## What this task involves
Every line holding "screenshot" should be copied from the records below.

*** Records for the task Section Begins ***

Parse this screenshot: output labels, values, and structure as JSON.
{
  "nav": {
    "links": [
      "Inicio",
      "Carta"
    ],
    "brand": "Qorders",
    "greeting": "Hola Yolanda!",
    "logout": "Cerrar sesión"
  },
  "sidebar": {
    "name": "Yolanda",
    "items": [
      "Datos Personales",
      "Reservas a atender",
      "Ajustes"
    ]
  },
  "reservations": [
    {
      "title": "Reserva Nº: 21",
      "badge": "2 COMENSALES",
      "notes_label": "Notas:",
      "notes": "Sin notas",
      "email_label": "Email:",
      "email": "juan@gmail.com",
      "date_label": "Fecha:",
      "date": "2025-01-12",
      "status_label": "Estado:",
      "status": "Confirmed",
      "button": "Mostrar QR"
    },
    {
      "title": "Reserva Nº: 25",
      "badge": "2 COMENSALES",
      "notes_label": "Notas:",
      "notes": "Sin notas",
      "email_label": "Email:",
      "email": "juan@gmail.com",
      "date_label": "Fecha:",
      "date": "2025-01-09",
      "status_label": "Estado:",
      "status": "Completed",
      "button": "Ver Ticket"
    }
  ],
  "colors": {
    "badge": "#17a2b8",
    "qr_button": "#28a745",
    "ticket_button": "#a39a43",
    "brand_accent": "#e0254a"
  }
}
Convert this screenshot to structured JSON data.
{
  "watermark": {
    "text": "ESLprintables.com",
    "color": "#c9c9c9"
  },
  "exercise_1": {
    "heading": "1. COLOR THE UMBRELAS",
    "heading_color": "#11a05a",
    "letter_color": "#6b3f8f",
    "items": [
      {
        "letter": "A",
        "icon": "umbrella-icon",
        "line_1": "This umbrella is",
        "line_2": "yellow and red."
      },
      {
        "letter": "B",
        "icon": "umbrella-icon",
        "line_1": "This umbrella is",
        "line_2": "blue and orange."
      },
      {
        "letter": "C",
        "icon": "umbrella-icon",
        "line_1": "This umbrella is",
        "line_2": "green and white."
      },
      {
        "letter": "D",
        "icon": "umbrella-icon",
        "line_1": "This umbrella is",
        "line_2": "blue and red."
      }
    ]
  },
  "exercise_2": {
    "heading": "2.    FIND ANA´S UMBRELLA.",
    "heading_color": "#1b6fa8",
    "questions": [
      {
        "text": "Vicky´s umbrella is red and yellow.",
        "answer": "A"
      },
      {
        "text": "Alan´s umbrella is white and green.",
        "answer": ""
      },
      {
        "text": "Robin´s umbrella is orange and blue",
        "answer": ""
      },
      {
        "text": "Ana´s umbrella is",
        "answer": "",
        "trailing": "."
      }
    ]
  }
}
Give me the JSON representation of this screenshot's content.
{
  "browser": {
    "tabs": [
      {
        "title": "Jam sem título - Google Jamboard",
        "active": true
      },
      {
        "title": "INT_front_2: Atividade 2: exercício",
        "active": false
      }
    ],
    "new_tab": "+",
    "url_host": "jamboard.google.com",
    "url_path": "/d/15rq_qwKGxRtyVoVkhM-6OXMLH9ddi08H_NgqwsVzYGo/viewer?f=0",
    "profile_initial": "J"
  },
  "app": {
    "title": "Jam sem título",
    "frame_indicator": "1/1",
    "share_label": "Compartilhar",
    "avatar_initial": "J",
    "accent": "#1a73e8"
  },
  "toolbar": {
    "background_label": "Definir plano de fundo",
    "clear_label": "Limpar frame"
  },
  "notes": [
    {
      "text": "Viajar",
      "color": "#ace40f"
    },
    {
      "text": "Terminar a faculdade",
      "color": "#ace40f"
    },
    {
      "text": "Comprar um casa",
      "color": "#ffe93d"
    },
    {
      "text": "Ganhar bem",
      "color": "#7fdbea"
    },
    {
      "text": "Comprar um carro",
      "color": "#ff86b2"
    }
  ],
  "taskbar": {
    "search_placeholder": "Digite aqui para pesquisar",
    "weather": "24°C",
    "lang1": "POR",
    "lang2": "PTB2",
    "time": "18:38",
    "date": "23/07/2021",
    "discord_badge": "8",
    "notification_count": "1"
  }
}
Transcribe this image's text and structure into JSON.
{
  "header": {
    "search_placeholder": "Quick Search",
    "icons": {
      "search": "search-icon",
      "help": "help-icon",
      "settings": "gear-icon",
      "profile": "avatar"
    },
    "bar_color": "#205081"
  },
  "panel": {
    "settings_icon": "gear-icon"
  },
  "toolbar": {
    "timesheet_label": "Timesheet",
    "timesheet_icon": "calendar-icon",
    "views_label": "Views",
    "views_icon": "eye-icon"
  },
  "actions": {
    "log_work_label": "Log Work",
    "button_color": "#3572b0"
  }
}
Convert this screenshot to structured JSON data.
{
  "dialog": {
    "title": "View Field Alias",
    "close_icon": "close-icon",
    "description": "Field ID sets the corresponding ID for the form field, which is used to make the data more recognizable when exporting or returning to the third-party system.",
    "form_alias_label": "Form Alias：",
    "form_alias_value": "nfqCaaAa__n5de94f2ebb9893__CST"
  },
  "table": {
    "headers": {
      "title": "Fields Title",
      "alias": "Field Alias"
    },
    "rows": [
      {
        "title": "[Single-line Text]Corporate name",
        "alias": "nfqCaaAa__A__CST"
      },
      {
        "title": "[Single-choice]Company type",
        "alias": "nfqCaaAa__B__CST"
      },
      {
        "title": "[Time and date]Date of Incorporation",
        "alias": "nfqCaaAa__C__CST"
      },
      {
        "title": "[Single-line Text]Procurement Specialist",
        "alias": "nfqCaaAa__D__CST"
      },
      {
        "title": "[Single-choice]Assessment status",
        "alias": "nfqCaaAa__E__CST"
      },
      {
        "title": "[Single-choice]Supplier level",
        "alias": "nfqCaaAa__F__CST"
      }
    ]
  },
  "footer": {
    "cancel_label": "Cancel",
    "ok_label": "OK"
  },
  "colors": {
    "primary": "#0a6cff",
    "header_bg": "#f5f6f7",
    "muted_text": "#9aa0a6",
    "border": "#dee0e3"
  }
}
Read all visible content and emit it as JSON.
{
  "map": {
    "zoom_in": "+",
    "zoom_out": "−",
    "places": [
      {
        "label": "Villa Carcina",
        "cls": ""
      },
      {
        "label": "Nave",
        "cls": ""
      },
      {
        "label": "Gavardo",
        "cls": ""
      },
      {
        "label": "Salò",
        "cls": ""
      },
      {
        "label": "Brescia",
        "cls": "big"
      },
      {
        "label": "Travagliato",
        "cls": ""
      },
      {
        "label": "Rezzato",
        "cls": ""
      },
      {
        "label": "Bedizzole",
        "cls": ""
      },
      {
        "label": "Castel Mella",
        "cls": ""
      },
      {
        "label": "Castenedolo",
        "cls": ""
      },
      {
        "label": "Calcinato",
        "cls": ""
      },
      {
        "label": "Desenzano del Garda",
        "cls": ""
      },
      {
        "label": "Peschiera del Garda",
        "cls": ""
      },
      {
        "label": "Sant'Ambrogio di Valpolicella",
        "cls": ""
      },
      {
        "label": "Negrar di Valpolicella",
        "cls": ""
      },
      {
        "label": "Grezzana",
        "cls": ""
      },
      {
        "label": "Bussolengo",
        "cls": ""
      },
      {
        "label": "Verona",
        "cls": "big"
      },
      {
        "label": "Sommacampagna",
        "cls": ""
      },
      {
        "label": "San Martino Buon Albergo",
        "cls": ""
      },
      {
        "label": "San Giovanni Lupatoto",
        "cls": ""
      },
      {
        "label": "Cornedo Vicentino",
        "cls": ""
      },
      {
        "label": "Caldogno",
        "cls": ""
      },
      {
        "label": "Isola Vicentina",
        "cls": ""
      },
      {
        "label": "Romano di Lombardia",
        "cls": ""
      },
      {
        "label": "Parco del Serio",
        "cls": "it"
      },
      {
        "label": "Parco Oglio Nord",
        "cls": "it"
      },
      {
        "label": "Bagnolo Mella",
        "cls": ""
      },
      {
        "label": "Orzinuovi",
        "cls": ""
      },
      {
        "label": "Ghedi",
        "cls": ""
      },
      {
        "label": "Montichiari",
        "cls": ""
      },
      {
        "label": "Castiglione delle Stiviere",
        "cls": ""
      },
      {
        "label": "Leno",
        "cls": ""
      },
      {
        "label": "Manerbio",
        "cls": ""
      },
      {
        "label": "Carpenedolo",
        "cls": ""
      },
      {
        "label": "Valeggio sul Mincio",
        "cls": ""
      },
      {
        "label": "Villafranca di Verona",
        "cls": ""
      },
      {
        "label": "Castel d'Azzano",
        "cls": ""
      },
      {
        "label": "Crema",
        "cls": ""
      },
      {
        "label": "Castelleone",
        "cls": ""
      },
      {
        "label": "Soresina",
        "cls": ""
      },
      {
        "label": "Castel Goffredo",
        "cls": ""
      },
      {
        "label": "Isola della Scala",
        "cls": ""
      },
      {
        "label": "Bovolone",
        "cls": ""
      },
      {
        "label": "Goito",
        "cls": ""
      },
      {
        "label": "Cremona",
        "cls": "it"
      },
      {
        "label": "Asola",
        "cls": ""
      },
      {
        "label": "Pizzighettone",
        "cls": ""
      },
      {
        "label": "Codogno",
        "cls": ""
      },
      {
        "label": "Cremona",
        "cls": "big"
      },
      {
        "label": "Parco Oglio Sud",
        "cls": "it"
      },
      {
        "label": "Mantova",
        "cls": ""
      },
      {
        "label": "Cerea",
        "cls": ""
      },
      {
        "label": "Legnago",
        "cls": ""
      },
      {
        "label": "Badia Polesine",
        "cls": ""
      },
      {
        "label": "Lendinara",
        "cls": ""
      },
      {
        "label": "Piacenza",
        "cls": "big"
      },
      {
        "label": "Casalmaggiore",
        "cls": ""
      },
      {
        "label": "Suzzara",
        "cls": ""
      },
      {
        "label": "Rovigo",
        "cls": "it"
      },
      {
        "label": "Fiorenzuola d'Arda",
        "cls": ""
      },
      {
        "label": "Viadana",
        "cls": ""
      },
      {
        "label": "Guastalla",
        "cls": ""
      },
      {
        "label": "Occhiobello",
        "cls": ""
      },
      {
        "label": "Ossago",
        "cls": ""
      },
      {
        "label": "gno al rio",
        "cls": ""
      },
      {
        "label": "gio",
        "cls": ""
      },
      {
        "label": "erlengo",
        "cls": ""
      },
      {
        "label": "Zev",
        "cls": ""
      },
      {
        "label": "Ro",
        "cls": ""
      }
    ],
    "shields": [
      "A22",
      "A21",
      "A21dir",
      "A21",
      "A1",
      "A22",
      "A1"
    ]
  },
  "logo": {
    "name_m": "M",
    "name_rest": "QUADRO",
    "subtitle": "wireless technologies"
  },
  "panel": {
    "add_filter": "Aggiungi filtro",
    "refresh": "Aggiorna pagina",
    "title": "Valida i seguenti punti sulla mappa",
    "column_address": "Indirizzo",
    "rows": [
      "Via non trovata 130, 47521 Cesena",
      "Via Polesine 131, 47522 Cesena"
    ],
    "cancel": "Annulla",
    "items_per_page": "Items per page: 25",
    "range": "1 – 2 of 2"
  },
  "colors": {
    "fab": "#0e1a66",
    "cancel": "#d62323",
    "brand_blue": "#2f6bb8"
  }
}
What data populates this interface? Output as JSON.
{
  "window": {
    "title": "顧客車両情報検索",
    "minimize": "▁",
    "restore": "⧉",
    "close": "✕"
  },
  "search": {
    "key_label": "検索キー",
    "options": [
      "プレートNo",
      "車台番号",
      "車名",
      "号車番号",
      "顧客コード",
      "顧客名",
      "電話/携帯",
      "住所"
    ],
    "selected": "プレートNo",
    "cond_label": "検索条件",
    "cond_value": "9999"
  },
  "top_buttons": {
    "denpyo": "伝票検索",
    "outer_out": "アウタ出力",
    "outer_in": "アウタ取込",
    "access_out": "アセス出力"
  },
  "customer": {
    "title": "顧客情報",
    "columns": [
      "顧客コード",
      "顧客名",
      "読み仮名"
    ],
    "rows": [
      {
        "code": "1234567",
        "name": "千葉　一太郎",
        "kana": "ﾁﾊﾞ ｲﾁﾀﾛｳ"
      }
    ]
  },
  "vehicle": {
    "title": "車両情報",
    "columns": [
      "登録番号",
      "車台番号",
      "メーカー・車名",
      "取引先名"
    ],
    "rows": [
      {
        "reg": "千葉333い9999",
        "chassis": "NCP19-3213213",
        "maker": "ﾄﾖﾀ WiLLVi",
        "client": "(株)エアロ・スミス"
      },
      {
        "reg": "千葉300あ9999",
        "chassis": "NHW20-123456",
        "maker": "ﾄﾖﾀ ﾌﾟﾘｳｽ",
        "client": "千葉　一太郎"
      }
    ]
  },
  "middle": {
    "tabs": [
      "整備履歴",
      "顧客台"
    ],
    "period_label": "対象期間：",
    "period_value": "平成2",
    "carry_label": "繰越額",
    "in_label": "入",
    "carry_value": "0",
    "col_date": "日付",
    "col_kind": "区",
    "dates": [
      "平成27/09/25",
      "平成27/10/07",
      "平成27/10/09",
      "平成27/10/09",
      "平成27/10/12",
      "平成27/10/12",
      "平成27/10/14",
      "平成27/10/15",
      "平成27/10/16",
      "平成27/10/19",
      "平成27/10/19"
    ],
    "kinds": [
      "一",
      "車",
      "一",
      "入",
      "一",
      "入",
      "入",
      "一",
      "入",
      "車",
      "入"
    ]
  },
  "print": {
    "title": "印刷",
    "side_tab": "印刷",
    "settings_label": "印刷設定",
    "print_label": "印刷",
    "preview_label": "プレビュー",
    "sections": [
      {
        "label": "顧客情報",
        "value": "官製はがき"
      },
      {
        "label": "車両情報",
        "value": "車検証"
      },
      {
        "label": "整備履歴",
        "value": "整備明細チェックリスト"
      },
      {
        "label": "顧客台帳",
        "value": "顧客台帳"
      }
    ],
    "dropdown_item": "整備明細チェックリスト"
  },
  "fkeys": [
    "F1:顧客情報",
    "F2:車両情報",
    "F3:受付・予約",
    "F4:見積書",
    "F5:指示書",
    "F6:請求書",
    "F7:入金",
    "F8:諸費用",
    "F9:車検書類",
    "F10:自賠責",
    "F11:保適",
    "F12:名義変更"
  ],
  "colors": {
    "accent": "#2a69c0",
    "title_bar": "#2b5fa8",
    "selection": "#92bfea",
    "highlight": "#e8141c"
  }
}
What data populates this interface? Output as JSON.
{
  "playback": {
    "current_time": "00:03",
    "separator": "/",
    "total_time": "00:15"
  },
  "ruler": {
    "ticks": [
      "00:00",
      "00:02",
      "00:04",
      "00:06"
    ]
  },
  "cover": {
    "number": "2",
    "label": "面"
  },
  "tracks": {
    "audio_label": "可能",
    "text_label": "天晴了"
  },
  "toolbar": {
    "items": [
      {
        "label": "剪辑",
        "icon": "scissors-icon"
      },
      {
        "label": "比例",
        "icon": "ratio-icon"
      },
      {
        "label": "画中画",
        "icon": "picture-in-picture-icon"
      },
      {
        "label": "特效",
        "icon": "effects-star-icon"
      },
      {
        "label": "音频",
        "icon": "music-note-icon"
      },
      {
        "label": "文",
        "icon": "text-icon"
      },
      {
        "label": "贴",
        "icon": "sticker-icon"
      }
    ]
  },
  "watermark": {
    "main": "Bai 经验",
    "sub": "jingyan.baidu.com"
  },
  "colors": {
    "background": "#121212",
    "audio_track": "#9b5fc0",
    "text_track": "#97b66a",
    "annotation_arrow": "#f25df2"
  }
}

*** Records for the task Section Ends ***

## Output of the task
Parse this screenshot: output labels, values, and structure as JSON.
Convert this screenshot to structured JSON data.
Give me the JSON representation of this screenshot's content.
Convert this screenshot to structured JSON data.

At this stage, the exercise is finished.